This exercise calls for an exact copy of the listing below.
──────
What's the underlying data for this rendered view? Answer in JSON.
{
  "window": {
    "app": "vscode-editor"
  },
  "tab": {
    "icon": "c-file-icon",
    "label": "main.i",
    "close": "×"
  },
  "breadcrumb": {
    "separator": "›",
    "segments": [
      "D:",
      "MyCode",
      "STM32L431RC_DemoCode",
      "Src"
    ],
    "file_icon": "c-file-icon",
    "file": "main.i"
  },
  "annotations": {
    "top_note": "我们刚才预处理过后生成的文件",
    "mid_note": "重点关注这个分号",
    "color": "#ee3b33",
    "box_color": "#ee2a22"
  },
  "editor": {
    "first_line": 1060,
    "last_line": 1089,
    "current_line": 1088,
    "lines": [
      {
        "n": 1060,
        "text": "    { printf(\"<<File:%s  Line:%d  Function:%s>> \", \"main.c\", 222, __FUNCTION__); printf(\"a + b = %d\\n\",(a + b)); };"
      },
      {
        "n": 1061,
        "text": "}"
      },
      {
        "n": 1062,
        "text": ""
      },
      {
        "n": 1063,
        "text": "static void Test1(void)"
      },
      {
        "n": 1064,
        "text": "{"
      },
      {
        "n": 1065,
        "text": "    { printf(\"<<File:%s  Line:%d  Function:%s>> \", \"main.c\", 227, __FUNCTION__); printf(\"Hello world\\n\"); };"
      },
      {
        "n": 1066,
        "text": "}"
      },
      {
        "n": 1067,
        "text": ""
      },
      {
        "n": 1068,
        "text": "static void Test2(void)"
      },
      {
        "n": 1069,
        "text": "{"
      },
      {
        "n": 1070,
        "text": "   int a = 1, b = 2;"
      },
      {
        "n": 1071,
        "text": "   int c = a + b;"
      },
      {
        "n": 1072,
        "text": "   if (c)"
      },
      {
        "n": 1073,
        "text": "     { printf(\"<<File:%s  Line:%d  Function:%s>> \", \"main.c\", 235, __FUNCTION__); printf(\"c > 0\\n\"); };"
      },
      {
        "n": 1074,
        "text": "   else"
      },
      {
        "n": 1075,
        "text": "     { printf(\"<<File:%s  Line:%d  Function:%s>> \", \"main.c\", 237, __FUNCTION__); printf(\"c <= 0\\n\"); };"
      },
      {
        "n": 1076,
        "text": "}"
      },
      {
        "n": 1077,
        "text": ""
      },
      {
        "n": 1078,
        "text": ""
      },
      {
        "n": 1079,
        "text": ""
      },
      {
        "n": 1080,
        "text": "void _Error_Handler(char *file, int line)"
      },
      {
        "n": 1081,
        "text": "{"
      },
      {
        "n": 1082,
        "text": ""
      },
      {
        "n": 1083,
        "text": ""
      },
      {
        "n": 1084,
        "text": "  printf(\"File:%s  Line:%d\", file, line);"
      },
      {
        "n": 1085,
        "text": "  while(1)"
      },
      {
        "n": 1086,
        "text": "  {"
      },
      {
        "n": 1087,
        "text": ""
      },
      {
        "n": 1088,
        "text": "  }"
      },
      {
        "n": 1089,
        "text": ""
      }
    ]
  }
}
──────
[Reply to the exercise]
What's the underlying data for this rendered view? Answer in JSON.
{
  "window": {
    "app": "vscode-editor"
  },
  "tab": {
    "icon": "c-file-icon",
    "label": "main.i",
    "close": "×"
  },
  "breadcrumb": {
    "separator": "›",
    "segments": [
      "D:",
      "MyCode",
      "STM32L431RC_DemoCode",
      "Src"
    ],
    "file_icon": "c-file-icon",
    "file": "main.i"
  },
  "annotations": {
    "top_note": "我们刚才预处理过后生成的文件",
    "mid_note": "重点关注这个分号",
    "color": "#ee3b33",
    "box_color": "#ee2a22"
  },
  "editor": {
    "first_line": 1060,
    "last_line": 1089,
    "current_line": 1088,
    "lines": [
      {
        "n": 1060,
        "text": "    { printf(\"<<File:%s  Line:%d  Function:%s>> \", \"main.c\", 222, __FUNCTION__); printf(\"a + b = %d\\n\",(a + b)); };"
      },
      {
        "n": 1061,
        "text": "}"
      },
      {
        "n": 1062,
        "text": ""
      },
      {
        "n": 1063,
        "text": "static void Test1(void)"
      },
      {
        "n": 1064,
        "text": "{"
      },
      {
        "n": 1065,
        "text": "    { printf(\"<<File:%s  Line:%d  Function:%s>> \", \"main.c\", 227, __FUNCTION__); printf(\"Hello world\\n\"); };"
      },
      {
        "n": 1066,
        "text": "}"
      },
      {
        "n": 1067,
        "text": ""
      },
      {
        "n": 1068,
        "text": "static void Test2(void)"
      },
      {
        "n": 1069,
        "text": "{"
      },
      {
        "n": 1070,
        "text": "   int a = 1, b = 2;"
      },
      {
        "n": 1071,
        "text": "   int c = a + b;"
      },
      {
        "n": 1072,
        "text": "   if (c)"
      },
      {
        "n": 1073,
        "text": "     { printf(\"<<File:%s  Line:%d  Function:%s>> \", \"main.c\", 235, __FUNCTION__); printf(\"c > 0\\n\"); };"
      },
      {
        "n": 1074,
        "text": "   else"
      },
      {
        "n": 1075,
        "text": "     { printf(\"<<File:%s  Line:%d  Function:%s>> \", \"main.c\", 237, __FUNCTION__); printf(\"c <= 0\\n\"); };"
      },
      {
        "n": 1076,
        "text": "}"
      },
      {
        "n": 1077,
        "text": ""
      },
      {
        "n": 1078,
        "text": ""
      },
      {
        "n": 1079,
        "text": ""
      },
      {
        "n": 1080,
        "text": "void _Error_Handler(char *file, int line)"
      },
      {
        "n": 1081,
        "text": "{"
      },
      {
        "n": 1082,
        "text": ""
      },
      {
        "n": 1083,
        "text": ""
      },
      {
        "n": 1084,
        "text": "  printf(\"File:%s  Line:%d\", file, line);"
      },
      {
        "n": 1085,
        "text": "  while(1)"
      },
      {
        "n": 1086,
        "text": "  {"
      },
      {
        "n": 1087,
        "text": ""
      },
      {
        "n": 1088,
        "text": "  }"
      },
      {
        "n": 1089,
        "text": ""
      }
    ]
  }
}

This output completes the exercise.